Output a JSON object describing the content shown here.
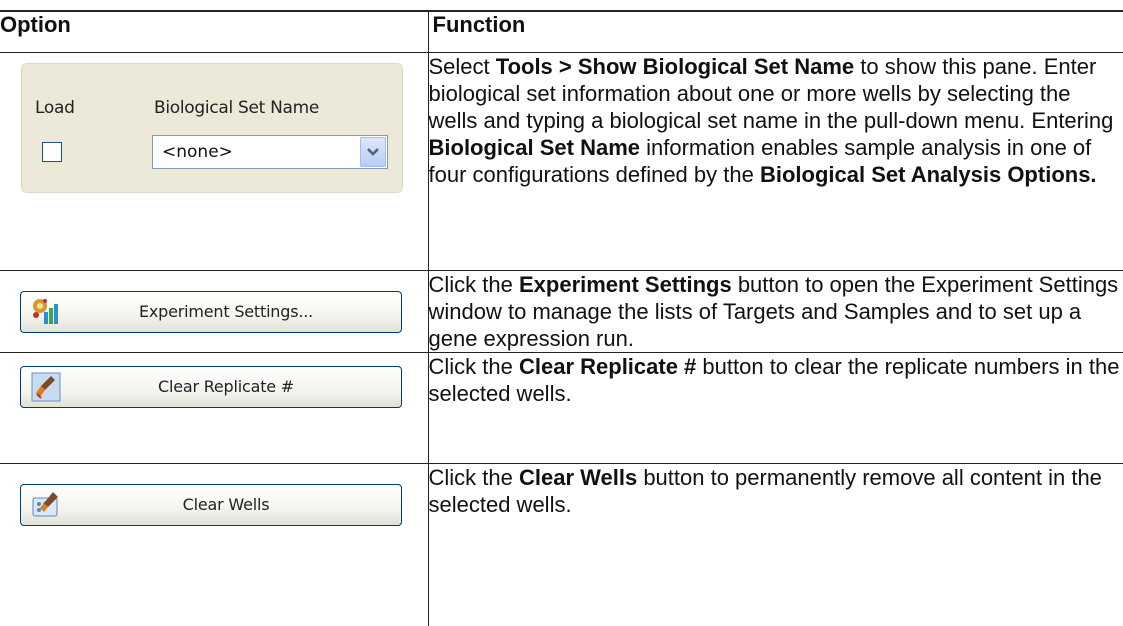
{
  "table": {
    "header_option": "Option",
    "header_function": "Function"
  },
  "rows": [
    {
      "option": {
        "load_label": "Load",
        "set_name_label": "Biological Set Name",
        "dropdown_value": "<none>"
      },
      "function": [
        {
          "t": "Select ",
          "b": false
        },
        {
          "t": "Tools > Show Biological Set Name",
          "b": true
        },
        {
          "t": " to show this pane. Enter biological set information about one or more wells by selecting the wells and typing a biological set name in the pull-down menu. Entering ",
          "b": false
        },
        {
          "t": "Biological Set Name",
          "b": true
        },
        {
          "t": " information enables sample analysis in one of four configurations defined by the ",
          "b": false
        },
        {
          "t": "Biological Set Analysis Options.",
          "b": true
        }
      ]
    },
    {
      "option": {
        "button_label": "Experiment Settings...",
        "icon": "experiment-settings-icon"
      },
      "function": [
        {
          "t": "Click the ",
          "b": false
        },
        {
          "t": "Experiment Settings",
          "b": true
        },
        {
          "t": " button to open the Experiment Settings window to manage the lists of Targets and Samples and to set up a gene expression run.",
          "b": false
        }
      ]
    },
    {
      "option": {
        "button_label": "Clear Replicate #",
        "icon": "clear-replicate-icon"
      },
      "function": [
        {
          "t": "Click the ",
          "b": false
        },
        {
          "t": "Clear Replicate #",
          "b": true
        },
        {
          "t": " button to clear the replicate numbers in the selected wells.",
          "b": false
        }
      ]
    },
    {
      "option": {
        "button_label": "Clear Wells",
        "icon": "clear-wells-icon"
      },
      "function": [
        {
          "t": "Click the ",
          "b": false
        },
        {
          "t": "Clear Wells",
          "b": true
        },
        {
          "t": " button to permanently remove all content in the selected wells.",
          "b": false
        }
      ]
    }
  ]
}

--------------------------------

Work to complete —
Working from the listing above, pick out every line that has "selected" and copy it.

Response area —
          "t": " button to clear the replicate numbers in the selected wells.",
          "t": " button to permanently remove all content in the selected wells.",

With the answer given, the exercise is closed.